Salt Lake City Weekly]
This month, 14 peace activists from the Midwest had their homes raided and
property seized by the FBI before receiving subpoenas to testify before a
federal grand jury. Citing their innocence and beliefs that federal
law-enforcement agents are intentionally disrupting their lawful political
activities, all of those activists have said they will not testify. To see what
consequences may follow, grand jury resisters can look at 23-year-old Salt Lake
City animal-rights activist Jordan Halliday, who may return to prison for a
second time after invoking his Fifth Amendment right.
Halliday was subpoenaed to testify before a grand jury in February 2009. He
appeared in court, but declined to answer questions. Federal prosecutors were
seeking information related to two mink releases at farms in Kaysville and South
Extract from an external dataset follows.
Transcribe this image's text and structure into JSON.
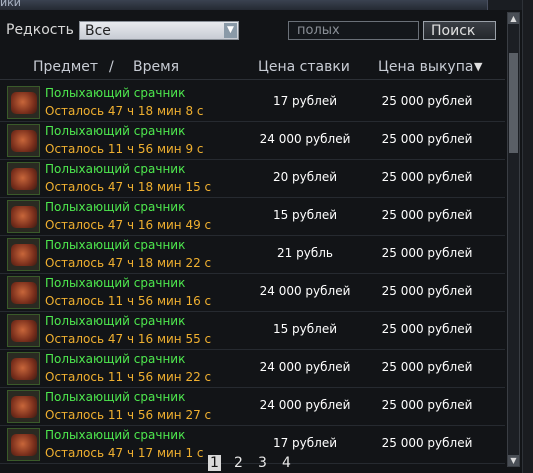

Jordan in the summer of 2008. Two Utah men in their 20s, citing allegiance to
the Animal Liberation Front, have pleaded guilty to one of those releases—court
documents indicate prosecutors believe they were involved in both—and are now
serving prison sentences of about two years each.